» **Exercise aim**:
Although the data holds pictures, return only the lines from the one containing "Serialize everything readable" to the end, exactly, and without them.

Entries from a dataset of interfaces
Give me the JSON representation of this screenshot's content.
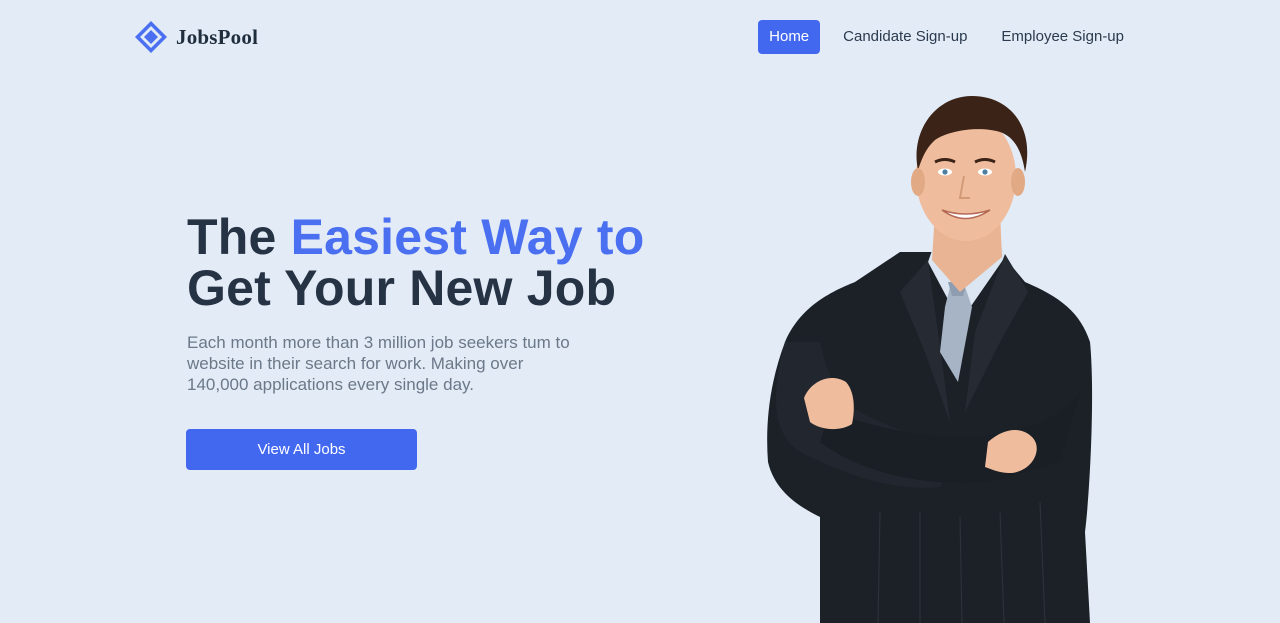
{
  "brand": {
    "name": "JobsPool",
    "logo_icon": "diamond-logo-icon",
    "color": "#4a6ff0"
  },
  "nav": {
    "items": [
      {
        "label": "Home",
        "active": true
      },
      {
        "label": "Candidate Sign-up",
        "active": false
      },
      {
        "label": "Employee Sign-up",
        "active": false
      }
    ]
  },
  "hero": {
    "title_line1_plain": "The",
    "title_line1_accent": "Easiest Way to",
    "title_line2": "Get Your New Job",
    "description": "Each month more than 3 million job seekers tum to website in their search for work. Making over 140,000 applications every single day.",
    "cta_label": "View All Jobs"
  },
  "colors": {
    "accent": "#4368f0",
    "background": "#e3ebf6",
    "heading": "#263345",
    "body_text": "#6b7889"
  }
}
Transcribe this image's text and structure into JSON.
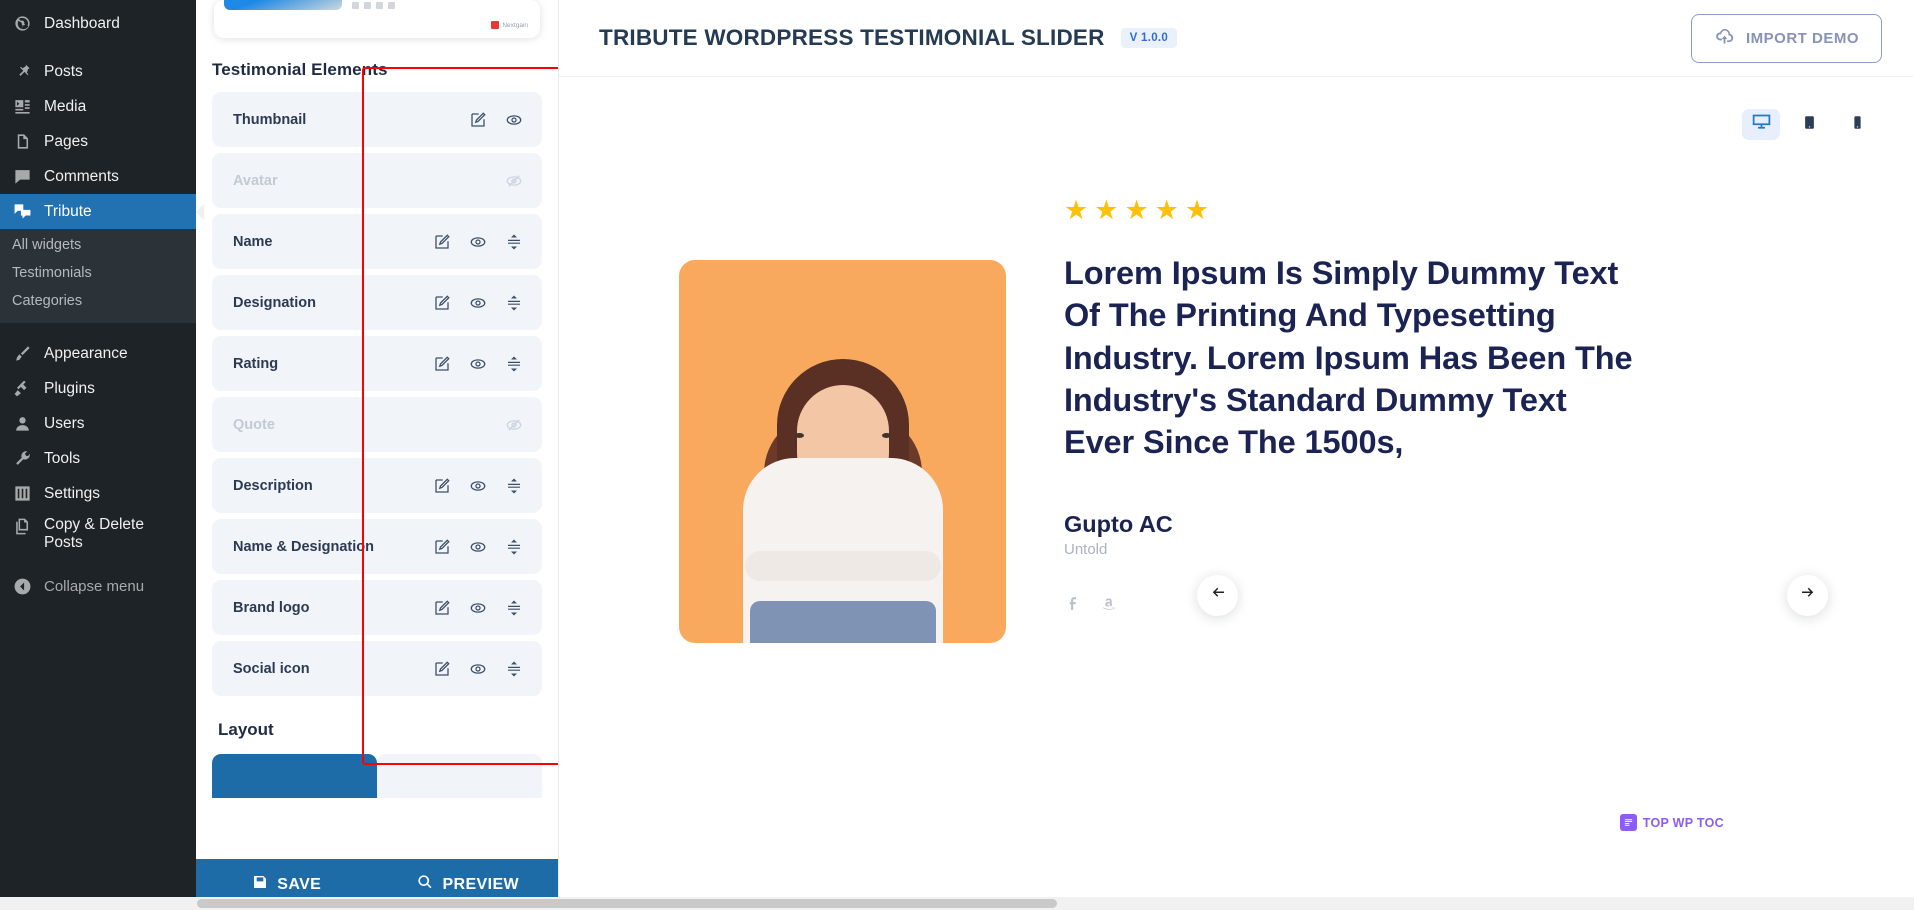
{
  "wp_sidebar": {
    "items": [
      {
        "label": "Dashboard",
        "icon": "dashboard-icon",
        "active": false
      },
      {
        "label": "Posts",
        "icon": "pin-icon",
        "active": false
      },
      {
        "label": "Media",
        "icon": "media-icon",
        "active": false
      },
      {
        "label": "Pages",
        "icon": "pages-icon",
        "active": false
      },
      {
        "label": "Comments",
        "icon": "comments-icon",
        "active": false
      },
      {
        "label": "Tribute",
        "icon": "tribute-icon",
        "active": true
      },
      {
        "label": "Appearance",
        "icon": "brush-icon",
        "active": false
      },
      {
        "label": "Plugins",
        "icon": "plug-icon",
        "active": false
      },
      {
        "label": "Users",
        "icon": "user-icon",
        "active": false
      },
      {
        "label": "Tools",
        "icon": "wrench-icon",
        "active": false
      },
      {
        "label": "Settings",
        "icon": "sliders-icon",
        "active": false
      },
      {
        "label": "Copy & Delete Posts",
        "icon": "copy-icon",
        "active": false
      }
    ],
    "submenu": [
      "All widgets",
      "Testimonials",
      "Categories"
    ],
    "collapse_label": "Collapse menu",
    "collapse_icon": "collapse-arrow-icon"
  },
  "panel": {
    "section_title": "Testimonial Elements",
    "layout_title": "Layout",
    "elements": [
      {
        "label": "Thumbnail",
        "enabled": true,
        "actions": [
          "edit-icon",
          "eye-icon"
        ]
      },
      {
        "label": "Avatar",
        "enabled": false,
        "actions": [
          "eye-off-icon"
        ]
      },
      {
        "label": "Name",
        "enabled": true,
        "actions": [
          "edit-icon",
          "eye-icon",
          "drag-handle-icon"
        ]
      },
      {
        "label": "Designation",
        "enabled": true,
        "actions": [
          "edit-icon",
          "eye-icon",
          "drag-handle-icon"
        ]
      },
      {
        "label": "Rating",
        "enabled": true,
        "actions": [
          "edit-icon",
          "eye-icon",
          "drag-handle-icon"
        ]
      },
      {
        "label": "Quote",
        "enabled": false,
        "actions": [
          "eye-off-icon"
        ]
      },
      {
        "label": "Description",
        "enabled": true,
        "actions": [
          "edit-icon",
          "eye-icon",
          "drag-handle-icon"
        ]
      },
      {
        "label": "Name & Designation",
        "enabled": true,
        "actions": [
          "edit-icon",
          "eye-icon",
          "drag-handle-icon"
        ]
      },
      {
        "label": "Brand logo",
        "enabled": true,
        "actions": [
          "edit-icon",
          "eye-icon",
          "drag-handle-icon"
        ]
      },
      {
        "label": "Social icon",
        "enabled": true,
        "actions": [
          "edit-icon",
          "eye-icon",
          "drag-handle-icon"
        ]
      }
    ],
    "save_label": "SAVE",
    "preview_label": "PREVIEW",
    "save_icon": "floppy-disk-icon",
    "preview_icon": "magnifier-icon"
  },
  "topbar": {
    "title": "TRIBUTE WORDPRESS TESTIMONIAL SLIDER",
    "version": "V 1.0.0",
    "import_label": "IMPORT DEMO",
    "import_icon": "cloud-download-icon"
  },
  "devices": [
    {
      "name": "desktop",
      "icon": "desktop-icon",
      "active": true
    },
    {
      "name": "tablet",
      "icon": "tablet-icon",
      "active": false
    },
    {
      "name": "mobile",
      "icon": "mobile-icon",
      "active": false
    }
  ],
  "slide": {
    "rating": 5,
    "star_glyph": "★",
    "quote": "Lorem Ipsum Is Simply Dummy Text Of The Printing And Typesetting Industry. Lorem Ipsum Has Been The Industry's Standard Dummy Text Ever Since The 1500s,",
    "author_name": "Gupto AC",
    "author_designation": "Untold",
    "socials": [
      "facebook-icon",
      "amazon-icon"
    ],
    "prev_icon": "arrow-left-icon",
    "next_icon": "arrow-right-icon",
    "photo_bg": "#f8a95e"
  },
  "toc_badge": {
    "label": "TOP WP TOC",
    "icon": "list-icon",
    "color": "#8b5cf6"
  },
  "colors": {
    "wp_sidebar_bg": "#1d2327",
    "wp_active": "#2271b1",
    "accent_blue": "#1d6ca8",
    "row_bg": "#f1f4f9",
    "heading": "#1b2352",
    "star": "#ffc107",
    "highlight_border": "#fe0000"
  }
}
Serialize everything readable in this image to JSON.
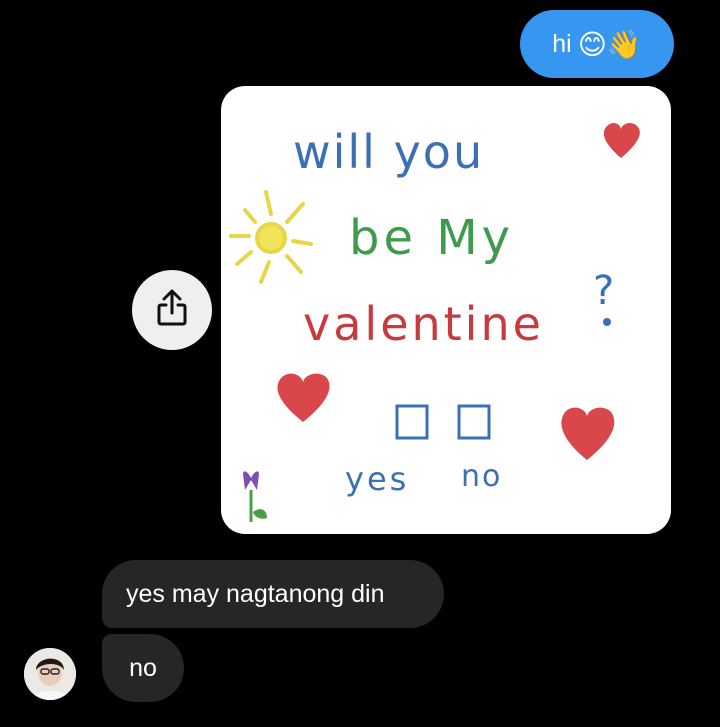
{
  "outgoing": {
    "text": "hi",
    "emojis": "😊👋"
  },
  "image": {
    "line1": "will you",
    "line2": "be My",
    "line3": "valentine",
    "question_mark": "?",
    "option_yes": "yes",
    "option_no": "no"
  },
  "share_button": {
    "icon": "share-icon"
  },
  "incoming": [
    {
      "text": "yes may nagtanong din"
    },
    {
      "text": "no"
    }
  ],
  "colors": {
    "background": "#000000",
    "outgoing_bubble": "#3797f0",
    "incoming_bubble": "#262626",
    "text": "#ffffff"
  }
}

» **Exercise solution**:
Serialize everything readable in this image to JSON.
{
  "outgoing": {
    "text": "hi",
    "emojis": "😊👋"
  },
  "image": {
    "line1": "will you",
    "line2": "be My",
    "line3": "valentine",
    "question_mark": "?",
    "option_yes": "yes",
    "option_no": "no"
  },
  "share_button": {
    "icon": "share-icon"
  },
  "incoming": [
    {
      "text": "yes may nagtanong din"
    },
    {
      "text": "no"
    }
  ],
  "colors": {
    "background": "#000000",
    "outgoing_bubble": "#3797f0",
    "incoming_bubble": "#262626",
    "text": "#ffffff"
  }
}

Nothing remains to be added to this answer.